_TASK_
Determine how many lines of the records include "JSON", and answer with the number alone.

_MATERIAL FOR THIS TASK_
▬▬▬

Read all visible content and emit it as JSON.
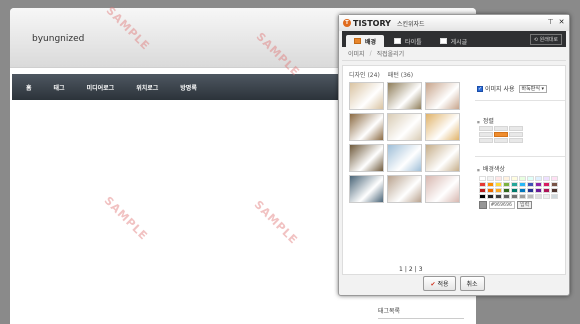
{
  "blog": {
    "title": "byungnized",
    "nav": [
      "홈",
      "태그",
      "미디어로그",
      "위치로그",
      "방명록"
    ],
    "sidebar_heading": "태그목록",
    "watermark": "SAMPLE"
  },
  "wizard": {
    "brand": "TISTORY",
    "brand_icon": "T",
    "subtitle": "스킨위자드",
    "pin_icon": "pin-icon",
    "close_icon": "close-icon",
    "tabs": [
      {
        "label": "배경",
        "active": true
      },
      {
        "label": "타이틀",
        "active": false
      },
      {
        "label": "게시글",
        "active": false
      }
    ],
    "restore_label": "원래대로",
    "subnav": [
      "이미지",
      "직접올리기"
    ],
    "source_tabs": [
      "디자인 (24)",
      "패턴 (36)"
    ],
    "thumbnails": [
      "#d9c3a1",
      "#8f7e5a",
      "#c8a58c",
      "#8b6a42",
      "#d9ccb5",
      "#e0b36a",
      "#6f5a3c",
      "#9fbfd8",
      "#c6ae8a",
      "#4a6578",
      "#b9a38f",
      "#d8b8b0"
    ],
    "pages": [
      "1",
      "2",
      "3"
    ],
    "image_use_label": "이미지 사용",
    "image_mode": "바둑판식",
    "align_label": "정렬",
    "bgcolor_label": "배경색상",
    "palette": [
      "#ffffff",
      "#f2f2f2",
      "#ffe6e6",
      "#fff2e0",
      "#fffde0",
      "#e8ffe0",
      "#e0fff8",
      "#e0f0ff",
      "#eee0ff",
      "#ffe0f4",
      "#e53935",
      "#fb8c00",
      "#fdd835",
      "#7cb342",
      "#26a69a",
      "#29b6f6",
      "#3f51b5",
      "#8e24aa",
      "#d81b60",
      "#795548",
      "#b71c1c",
      "#ef6c00",
      "#f9a825",
      "#33691e",
      "#00796b",
      "#0277bd",
      "#283593",
      "#6a1b9a",
      "#ad1457",
      "#4e342e",
      "#000000",
      "#212121",
      "#424242",
      "#616161",
      "#757575",
      "#9e9e9e",
      "#bdbdbd",
      "#e0e0e0",
      "#eeeeee",
      "#cfd8dc"
    ],
    "current_color": "#969696",
    "hex_value": "#969696",
    "apply_hex_label": "입력",
    "apply_label": "적용",
    "cancel_label": "취소"
  }
}
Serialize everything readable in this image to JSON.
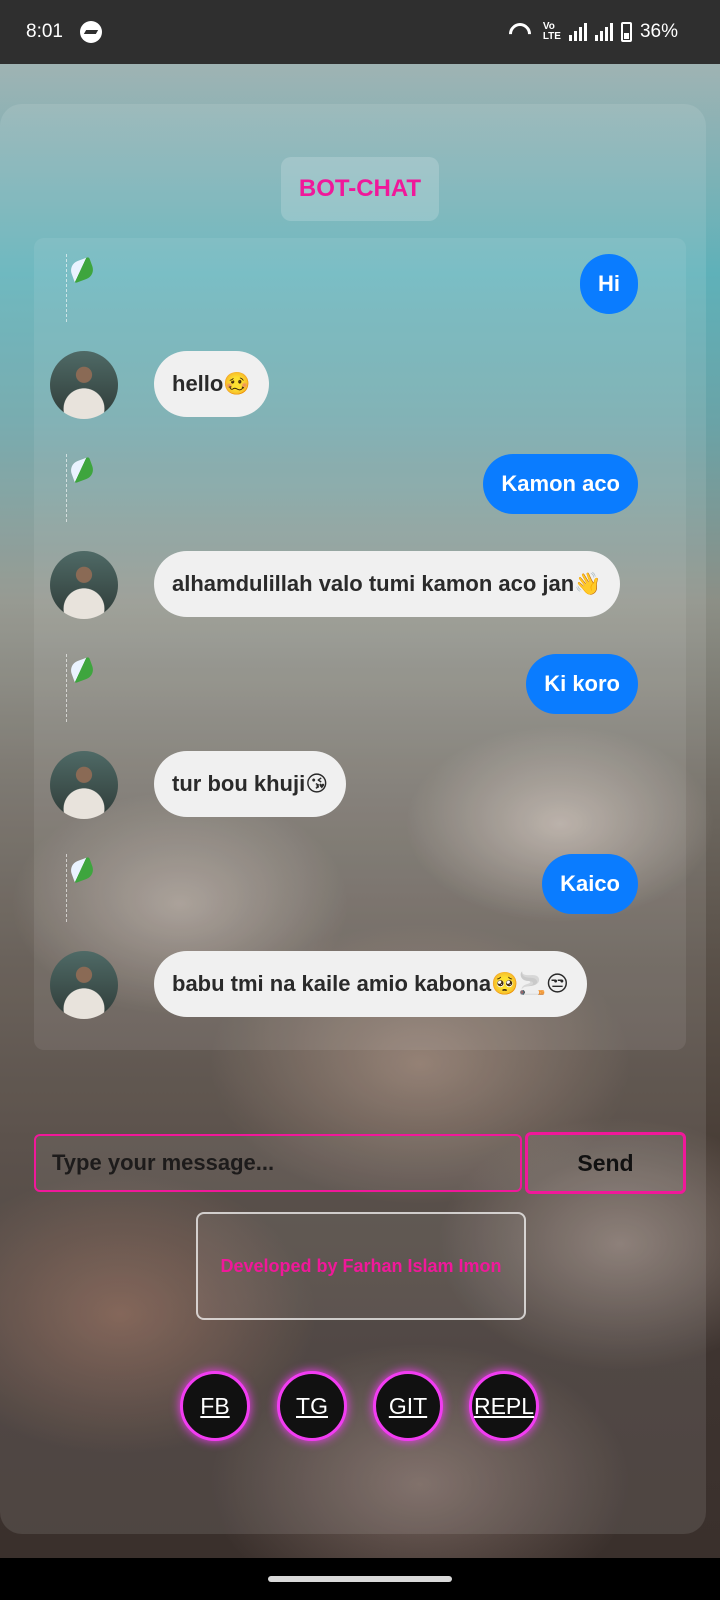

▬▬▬

_PROBLEM SOLUTION_
2